Compromise reached for Cuccinelli-Star Scientific correspondence
RICHMOND, Va. (AP) - The Virginia attorney general's office and a Democratic state senator agreed Friday to a compromise on his request for the office's correspondence with a businessman whose gift giving has stirred a political scandal.
Both sides in the dispute claimed victory in the ruling by a Richmond judge on Friday, days after state Sen. Donald McEachin filed a lawsuit. He alleged Attorney General Ken Cuccinelli's office had balked at releasing the records under the Freedom of Information Act. Cuccinelli is the Republican nominee for governor, and his ties to Star Scientific CEO Jonnie R. Williams have become a campaign issue.
McEachin said the attorney general's office had put up unreasonable demands to obtain the records, including a fee of more than $14,000 ahead of the search.
Cuccinelli's office said McEachin had made an overly broad request and rebuffed suggestions to narrow its focus.
Friday, however, Cuccinelli spokesman Brian Gottstein said that McEachin's attorneys agreed to limit their search for the correspondence.
"From the beginning of this dispute, we indicated we were always willing to work with Mr. McEachin to find the documents he seeks; instead, we were met with the threat of a lawsuit," Gottstein said in a statement. "However, once the court instructed us to try to reach a compromise, one was quickly reached."
McEachin filed the lawsuit on Monday in his quest to seek communications between Cuccinelli's office and Williams, whose suburban Richmond company manufactures nutritional supplements.
In a statement released Friday night, McEachin said the attorney general's office agreed to lower some barriers to his request for the correspondence.
"I was heartened today by Ken Cuccinelli's representatives' decision, at the urging of a Richmond City Circuit Court judge, to eliminate many of the onerous obstacles they had placed between the Virginia public and records involving Cuccinelli's conflict of interest scandal with Jonnie Williams and Star Scientific."
Cuccinelli is locked in a competitive fall race with Democrat Terry McAuliffe.
Williams gave thousands of dollars in gifts and money to Cuccinelli and Republican Gov. Bob McDonnell and his family. Federal and state criminal investigations are looking into McDonnell's ties to Williams and his company.
McDonnell and Cuccinelli have denied any wrongdoing, and the attorney general has sought to distance himself from the governor.

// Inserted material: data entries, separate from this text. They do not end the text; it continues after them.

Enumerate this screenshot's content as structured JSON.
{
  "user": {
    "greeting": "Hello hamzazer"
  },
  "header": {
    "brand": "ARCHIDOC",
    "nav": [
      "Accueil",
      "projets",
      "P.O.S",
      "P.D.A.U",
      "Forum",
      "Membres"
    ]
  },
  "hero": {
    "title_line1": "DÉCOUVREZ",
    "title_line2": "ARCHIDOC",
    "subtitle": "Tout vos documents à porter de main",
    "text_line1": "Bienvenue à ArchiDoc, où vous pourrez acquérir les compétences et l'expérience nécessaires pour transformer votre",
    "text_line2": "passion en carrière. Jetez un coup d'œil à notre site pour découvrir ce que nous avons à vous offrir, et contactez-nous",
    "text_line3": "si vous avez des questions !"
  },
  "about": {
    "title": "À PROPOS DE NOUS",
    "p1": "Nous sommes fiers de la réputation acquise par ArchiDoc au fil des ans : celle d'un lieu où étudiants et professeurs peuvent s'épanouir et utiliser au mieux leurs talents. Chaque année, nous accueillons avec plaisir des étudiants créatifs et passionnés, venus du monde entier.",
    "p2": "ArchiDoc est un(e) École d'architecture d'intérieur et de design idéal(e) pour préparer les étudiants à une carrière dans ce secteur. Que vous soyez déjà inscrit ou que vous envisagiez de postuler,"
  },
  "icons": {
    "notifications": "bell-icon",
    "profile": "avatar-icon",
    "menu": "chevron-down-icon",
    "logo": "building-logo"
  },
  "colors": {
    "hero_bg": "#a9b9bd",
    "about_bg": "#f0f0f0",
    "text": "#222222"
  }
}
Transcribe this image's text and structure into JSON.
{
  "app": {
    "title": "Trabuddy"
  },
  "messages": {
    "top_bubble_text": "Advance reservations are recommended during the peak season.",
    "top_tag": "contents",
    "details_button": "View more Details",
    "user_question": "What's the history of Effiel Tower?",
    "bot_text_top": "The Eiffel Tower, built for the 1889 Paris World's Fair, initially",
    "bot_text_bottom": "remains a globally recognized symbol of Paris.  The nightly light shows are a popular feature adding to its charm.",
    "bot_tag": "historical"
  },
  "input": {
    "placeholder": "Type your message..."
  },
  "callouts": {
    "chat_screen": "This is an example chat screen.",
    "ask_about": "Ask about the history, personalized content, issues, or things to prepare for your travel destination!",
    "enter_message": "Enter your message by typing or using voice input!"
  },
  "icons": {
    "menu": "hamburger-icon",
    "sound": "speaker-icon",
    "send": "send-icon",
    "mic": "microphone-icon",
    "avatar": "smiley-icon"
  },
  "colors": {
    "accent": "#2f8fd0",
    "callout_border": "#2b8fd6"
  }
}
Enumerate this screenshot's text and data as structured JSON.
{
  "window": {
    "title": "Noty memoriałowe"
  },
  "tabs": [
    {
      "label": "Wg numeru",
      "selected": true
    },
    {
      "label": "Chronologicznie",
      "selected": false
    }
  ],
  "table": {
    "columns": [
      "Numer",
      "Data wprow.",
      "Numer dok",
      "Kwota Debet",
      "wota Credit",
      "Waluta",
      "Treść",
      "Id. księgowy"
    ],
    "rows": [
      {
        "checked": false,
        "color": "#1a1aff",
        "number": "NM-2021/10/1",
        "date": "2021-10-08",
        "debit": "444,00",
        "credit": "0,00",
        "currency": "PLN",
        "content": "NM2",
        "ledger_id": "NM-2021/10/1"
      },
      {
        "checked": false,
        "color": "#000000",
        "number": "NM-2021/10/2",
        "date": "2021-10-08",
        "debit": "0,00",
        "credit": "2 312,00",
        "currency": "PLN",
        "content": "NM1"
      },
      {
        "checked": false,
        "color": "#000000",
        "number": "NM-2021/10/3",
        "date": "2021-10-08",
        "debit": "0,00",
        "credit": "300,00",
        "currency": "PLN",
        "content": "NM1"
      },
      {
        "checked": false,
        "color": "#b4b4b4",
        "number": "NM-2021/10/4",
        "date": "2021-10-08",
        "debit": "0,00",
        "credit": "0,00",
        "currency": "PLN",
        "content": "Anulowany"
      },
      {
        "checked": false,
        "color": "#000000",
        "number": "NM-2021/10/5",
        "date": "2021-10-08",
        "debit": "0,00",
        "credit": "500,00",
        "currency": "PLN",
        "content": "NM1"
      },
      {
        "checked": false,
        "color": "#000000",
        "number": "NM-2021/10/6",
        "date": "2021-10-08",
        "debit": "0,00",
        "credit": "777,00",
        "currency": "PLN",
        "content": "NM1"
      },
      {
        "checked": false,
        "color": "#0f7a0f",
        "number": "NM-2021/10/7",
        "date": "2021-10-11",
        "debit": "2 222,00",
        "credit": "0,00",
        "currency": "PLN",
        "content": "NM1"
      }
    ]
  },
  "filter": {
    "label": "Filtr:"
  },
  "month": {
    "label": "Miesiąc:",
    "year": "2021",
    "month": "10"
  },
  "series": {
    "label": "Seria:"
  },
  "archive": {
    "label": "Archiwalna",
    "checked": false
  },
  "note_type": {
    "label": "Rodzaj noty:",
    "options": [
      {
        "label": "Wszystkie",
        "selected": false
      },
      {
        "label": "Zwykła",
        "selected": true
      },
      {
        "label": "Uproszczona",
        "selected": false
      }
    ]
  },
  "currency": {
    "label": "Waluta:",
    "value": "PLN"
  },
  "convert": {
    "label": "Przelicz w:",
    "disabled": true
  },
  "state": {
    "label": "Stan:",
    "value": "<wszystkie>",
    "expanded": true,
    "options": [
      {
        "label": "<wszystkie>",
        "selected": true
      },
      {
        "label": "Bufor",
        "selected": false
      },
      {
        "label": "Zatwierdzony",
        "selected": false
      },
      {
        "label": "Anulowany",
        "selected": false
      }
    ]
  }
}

Cuccinelli accepted more than $18,000 worth of gifts from Williams and Star Scientific, and once owned more than $10,000 in company stock. Some of the gratuities, including a $3,000 summer family vacation and a catered $1,500 Thanksgiving dinner at Williams' palatial waterside getaway at Smith Mountain Lake near the Blue Ridge Mountains, were not disclosed until April, when Cuccinelli amended four years' of economic disclosure forms.
In July, Richmond's Democratic commonwealth's attorney, Mike Herring, said in a report that Cuccinelli broke no state law with his tardy disclosures of Williams' gifts.
Then, earlier this month, Cuccinelli gave a Richmond charity $18,000 - the same value as gifts he accepted from Williams.